**Exercise**. Check every line of the data below for the string "this", and copy the ones that hold it.

Element data from apps and pages:
↓

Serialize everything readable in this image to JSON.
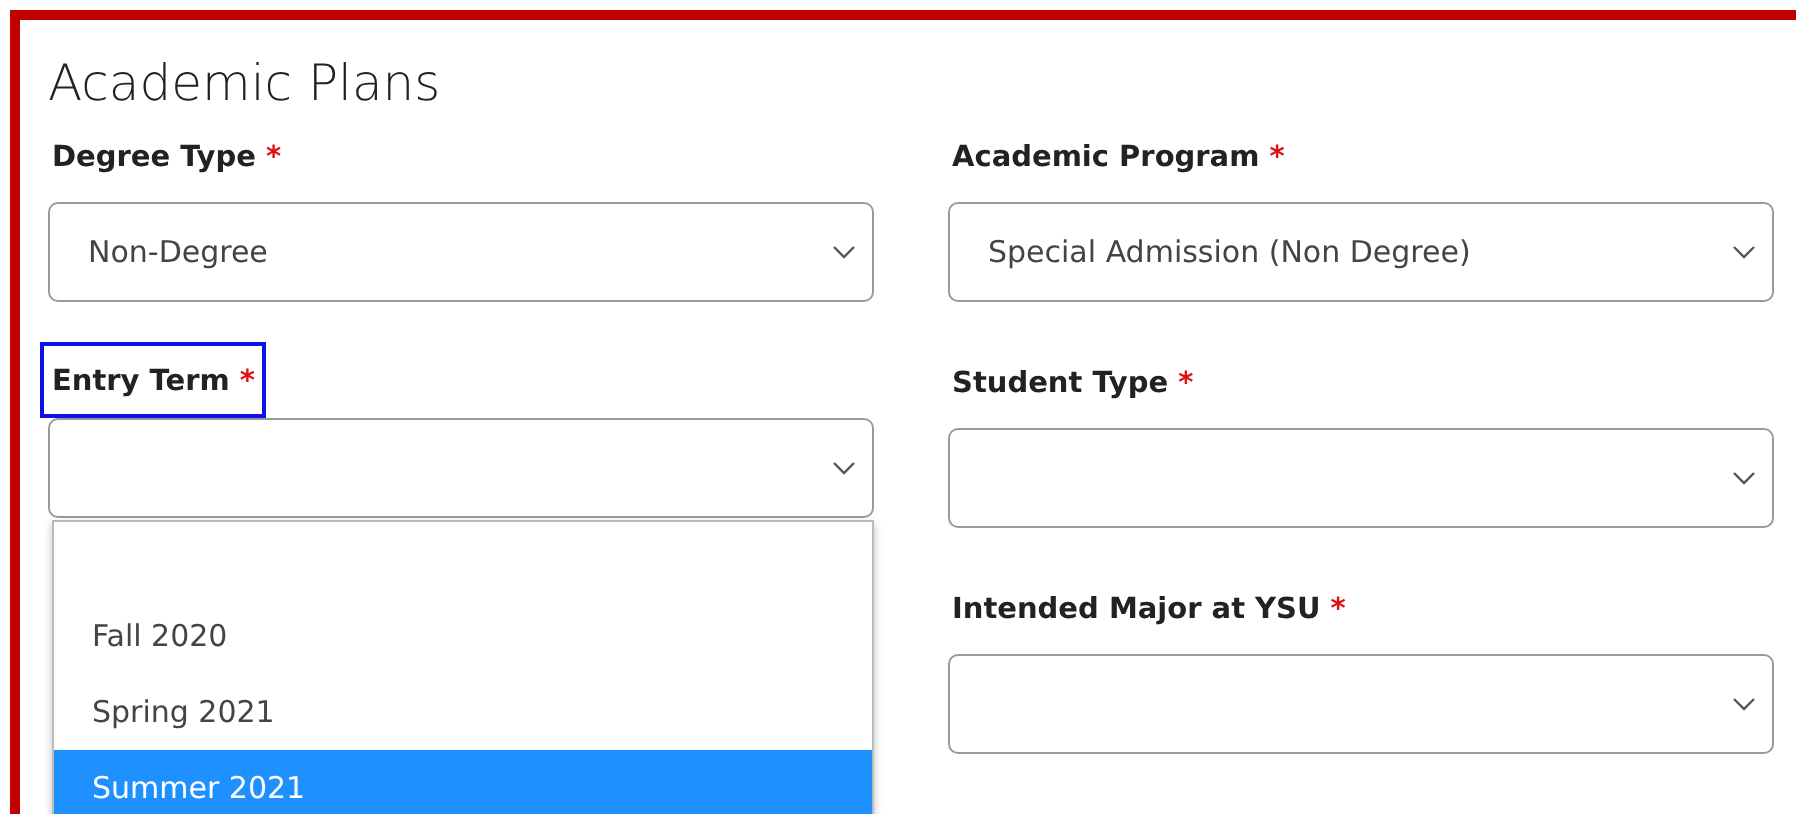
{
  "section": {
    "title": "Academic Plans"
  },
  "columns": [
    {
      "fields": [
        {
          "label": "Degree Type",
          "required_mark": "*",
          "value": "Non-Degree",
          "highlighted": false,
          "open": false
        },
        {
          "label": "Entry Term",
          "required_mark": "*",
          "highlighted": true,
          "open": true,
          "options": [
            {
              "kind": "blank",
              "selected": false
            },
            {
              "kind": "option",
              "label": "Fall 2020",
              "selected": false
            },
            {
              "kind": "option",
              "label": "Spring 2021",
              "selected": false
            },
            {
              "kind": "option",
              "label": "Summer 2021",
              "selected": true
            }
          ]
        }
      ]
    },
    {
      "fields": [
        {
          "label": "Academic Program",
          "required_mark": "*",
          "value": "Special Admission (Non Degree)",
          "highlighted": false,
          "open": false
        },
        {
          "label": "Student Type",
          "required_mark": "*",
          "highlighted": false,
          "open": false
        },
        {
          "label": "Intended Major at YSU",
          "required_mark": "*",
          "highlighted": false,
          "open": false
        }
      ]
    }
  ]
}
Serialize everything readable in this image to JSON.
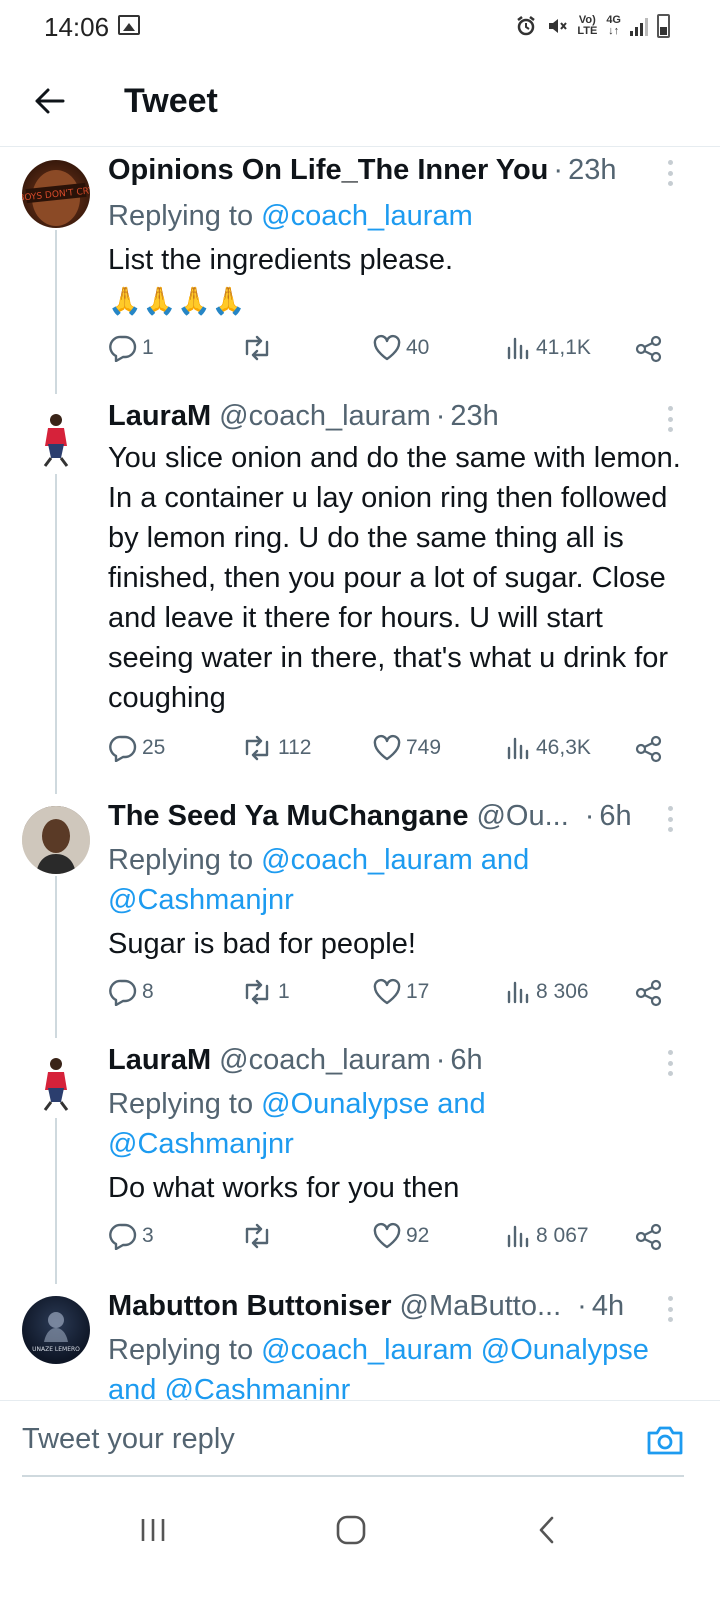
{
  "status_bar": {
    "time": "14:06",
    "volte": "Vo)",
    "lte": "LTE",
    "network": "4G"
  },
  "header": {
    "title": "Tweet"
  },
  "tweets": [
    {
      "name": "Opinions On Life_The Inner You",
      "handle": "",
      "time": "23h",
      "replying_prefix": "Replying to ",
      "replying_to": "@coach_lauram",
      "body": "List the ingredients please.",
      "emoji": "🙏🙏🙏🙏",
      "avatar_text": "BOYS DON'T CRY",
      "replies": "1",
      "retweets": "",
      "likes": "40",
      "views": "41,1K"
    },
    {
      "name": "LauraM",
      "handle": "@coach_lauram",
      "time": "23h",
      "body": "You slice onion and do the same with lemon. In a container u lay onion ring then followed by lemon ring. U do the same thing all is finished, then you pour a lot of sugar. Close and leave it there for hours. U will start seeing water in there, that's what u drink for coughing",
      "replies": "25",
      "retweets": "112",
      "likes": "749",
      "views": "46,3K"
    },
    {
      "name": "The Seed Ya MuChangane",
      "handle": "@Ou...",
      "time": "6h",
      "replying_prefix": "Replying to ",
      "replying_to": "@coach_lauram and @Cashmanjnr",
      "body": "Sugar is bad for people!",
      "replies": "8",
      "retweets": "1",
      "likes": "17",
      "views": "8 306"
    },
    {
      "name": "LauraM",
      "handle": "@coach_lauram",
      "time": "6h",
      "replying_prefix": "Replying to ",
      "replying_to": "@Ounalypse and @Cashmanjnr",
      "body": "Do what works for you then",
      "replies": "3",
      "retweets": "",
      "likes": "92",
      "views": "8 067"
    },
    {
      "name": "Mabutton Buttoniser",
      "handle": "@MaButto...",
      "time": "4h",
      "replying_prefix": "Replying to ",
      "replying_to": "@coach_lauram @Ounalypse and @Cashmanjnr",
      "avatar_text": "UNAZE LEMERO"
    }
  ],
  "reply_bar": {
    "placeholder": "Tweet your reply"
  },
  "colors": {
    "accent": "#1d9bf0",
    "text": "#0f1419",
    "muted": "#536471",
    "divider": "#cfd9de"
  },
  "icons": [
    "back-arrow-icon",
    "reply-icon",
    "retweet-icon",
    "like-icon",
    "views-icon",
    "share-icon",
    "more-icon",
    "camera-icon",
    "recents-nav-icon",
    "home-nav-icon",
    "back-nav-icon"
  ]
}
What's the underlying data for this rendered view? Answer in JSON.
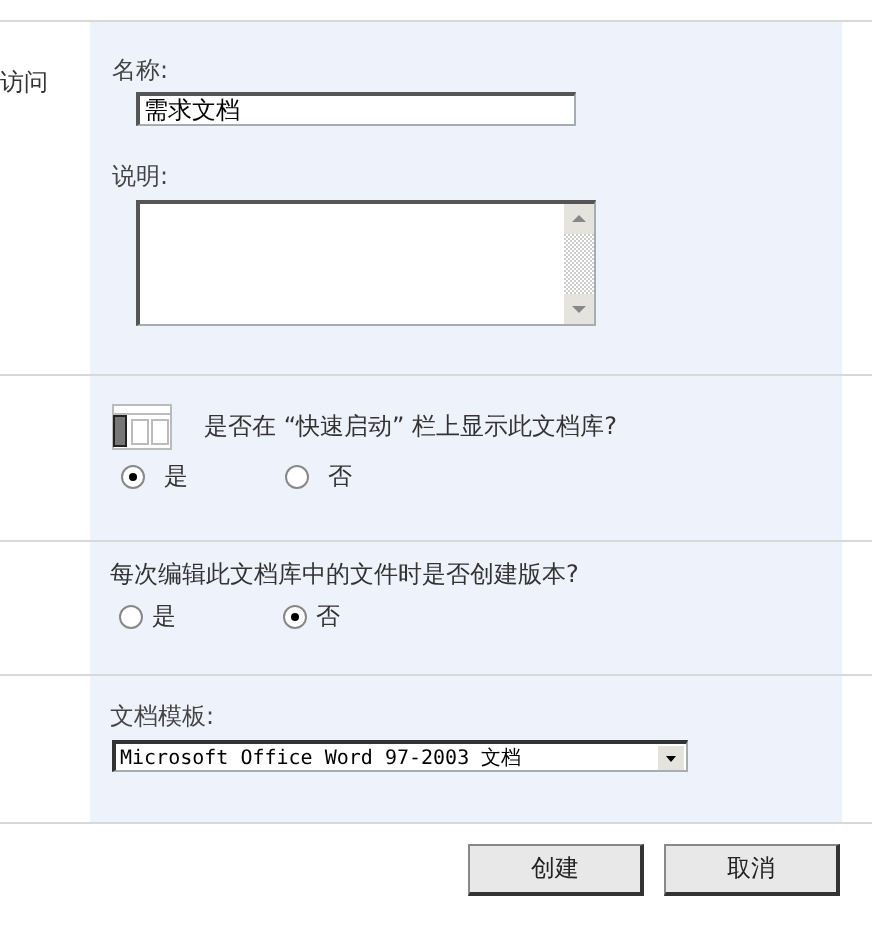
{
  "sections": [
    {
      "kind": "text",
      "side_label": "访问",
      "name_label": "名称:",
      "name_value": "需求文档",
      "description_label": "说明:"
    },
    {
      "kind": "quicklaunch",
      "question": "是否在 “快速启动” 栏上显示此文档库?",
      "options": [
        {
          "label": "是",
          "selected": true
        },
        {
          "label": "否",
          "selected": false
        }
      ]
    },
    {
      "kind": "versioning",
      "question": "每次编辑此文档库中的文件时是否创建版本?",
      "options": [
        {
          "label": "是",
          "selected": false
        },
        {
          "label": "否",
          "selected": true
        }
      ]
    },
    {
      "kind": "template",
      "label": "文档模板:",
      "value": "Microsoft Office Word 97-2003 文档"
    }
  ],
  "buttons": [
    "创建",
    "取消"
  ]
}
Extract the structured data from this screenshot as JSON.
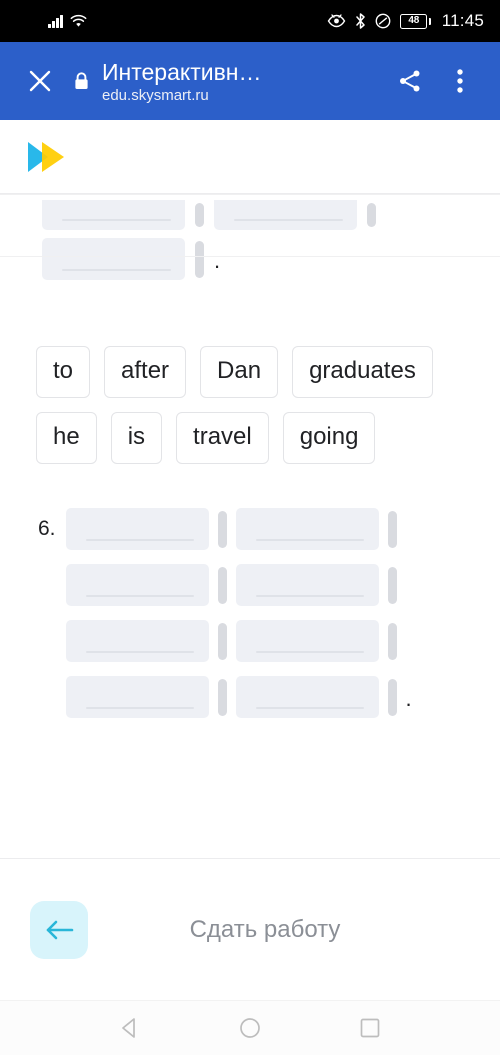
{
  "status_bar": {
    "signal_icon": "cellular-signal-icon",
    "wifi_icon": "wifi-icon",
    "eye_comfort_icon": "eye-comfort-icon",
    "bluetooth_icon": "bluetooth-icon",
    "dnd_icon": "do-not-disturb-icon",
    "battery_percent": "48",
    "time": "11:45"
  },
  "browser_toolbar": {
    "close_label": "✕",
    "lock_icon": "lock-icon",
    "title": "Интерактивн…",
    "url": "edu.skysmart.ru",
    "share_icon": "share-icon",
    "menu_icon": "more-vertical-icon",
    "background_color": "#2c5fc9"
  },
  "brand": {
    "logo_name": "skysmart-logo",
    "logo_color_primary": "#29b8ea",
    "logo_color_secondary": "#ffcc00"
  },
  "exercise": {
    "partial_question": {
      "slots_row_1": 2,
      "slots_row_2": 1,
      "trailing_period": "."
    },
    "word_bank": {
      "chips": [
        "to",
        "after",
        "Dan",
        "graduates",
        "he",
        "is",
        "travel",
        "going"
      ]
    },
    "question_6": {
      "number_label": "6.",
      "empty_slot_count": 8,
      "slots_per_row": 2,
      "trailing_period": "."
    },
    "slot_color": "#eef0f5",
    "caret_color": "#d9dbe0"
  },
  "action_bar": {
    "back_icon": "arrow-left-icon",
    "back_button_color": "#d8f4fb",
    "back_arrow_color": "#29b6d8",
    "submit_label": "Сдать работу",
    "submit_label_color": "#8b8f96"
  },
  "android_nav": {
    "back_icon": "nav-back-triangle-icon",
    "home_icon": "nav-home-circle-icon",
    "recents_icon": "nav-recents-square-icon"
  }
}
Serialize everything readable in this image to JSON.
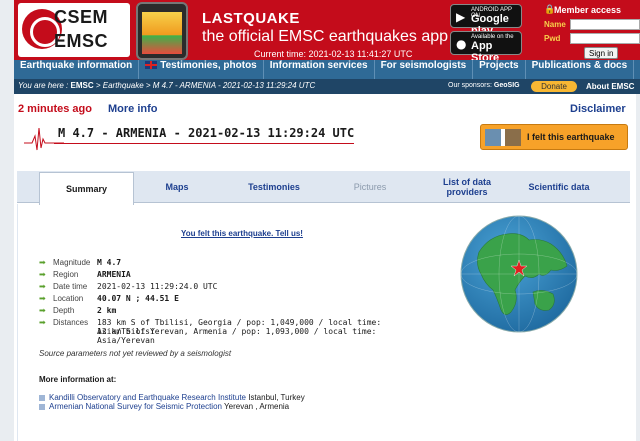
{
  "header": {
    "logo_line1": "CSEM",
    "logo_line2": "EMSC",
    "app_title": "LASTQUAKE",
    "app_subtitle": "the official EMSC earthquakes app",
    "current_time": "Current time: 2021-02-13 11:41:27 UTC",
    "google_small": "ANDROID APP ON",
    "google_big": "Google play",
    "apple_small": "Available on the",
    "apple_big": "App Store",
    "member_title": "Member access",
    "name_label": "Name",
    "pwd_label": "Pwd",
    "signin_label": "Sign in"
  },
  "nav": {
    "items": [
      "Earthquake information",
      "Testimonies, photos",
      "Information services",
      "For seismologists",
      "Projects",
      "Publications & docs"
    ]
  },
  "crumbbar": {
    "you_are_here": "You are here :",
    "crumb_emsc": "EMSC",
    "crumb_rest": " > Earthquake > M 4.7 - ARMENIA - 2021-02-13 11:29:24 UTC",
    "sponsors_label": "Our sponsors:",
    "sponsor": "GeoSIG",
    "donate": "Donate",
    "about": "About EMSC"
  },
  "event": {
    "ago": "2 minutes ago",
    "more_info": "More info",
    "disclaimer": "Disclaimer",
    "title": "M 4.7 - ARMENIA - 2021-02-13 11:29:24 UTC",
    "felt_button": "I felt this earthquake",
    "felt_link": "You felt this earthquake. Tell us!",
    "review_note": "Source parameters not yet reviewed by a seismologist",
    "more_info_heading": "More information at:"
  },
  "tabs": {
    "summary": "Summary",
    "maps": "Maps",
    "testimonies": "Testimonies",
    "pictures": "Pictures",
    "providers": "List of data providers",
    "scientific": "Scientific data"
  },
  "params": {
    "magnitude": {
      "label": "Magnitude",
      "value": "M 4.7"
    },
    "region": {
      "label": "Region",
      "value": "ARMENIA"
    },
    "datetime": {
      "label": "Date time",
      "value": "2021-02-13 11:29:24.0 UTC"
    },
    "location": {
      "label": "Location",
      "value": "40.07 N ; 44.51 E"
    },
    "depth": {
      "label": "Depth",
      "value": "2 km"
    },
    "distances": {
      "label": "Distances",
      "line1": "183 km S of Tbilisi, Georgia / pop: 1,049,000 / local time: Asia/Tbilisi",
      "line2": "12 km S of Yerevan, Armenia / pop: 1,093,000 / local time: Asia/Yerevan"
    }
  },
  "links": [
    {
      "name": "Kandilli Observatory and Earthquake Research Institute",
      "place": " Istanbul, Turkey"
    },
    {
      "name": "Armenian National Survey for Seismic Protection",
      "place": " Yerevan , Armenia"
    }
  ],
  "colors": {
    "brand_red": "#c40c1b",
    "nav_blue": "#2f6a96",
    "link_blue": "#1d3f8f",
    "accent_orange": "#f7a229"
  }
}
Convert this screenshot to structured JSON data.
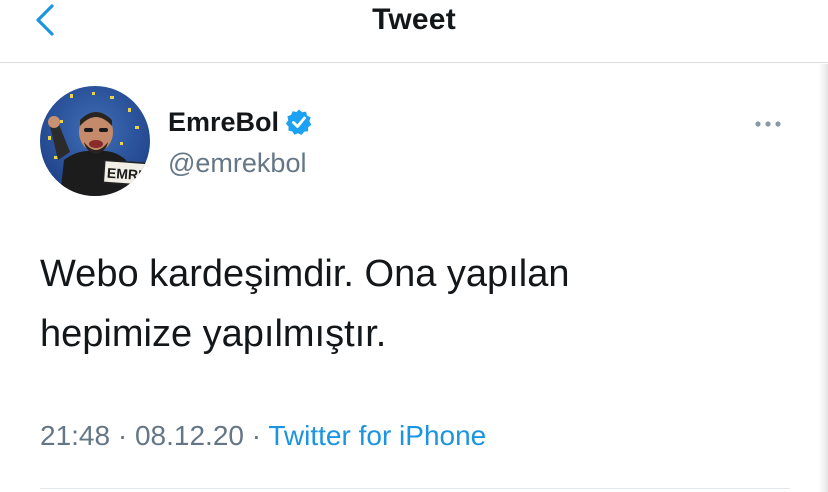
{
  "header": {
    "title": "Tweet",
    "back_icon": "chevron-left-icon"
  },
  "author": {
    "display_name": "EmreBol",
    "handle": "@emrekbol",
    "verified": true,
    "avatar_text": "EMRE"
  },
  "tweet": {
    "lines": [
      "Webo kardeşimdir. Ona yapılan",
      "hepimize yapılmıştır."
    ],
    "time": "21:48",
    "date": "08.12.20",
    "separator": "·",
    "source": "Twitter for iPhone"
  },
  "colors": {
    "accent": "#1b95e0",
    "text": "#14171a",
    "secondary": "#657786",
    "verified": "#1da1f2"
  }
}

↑

**Written solution**.
Serialize everything readable in this image to JSON.
Serialize everything readable in this image to JSON.
What's the underlying data for this rendered view? Answer in JSON.
Extract the structured data from this screenshot as JSON.
Serialize everything readable in this image to JSON.
    "felt_button": "I felt this earthquake",
    "felt_link": "You felt this earthquake. Tell us!",
Convert this screenshot to structured JSON data.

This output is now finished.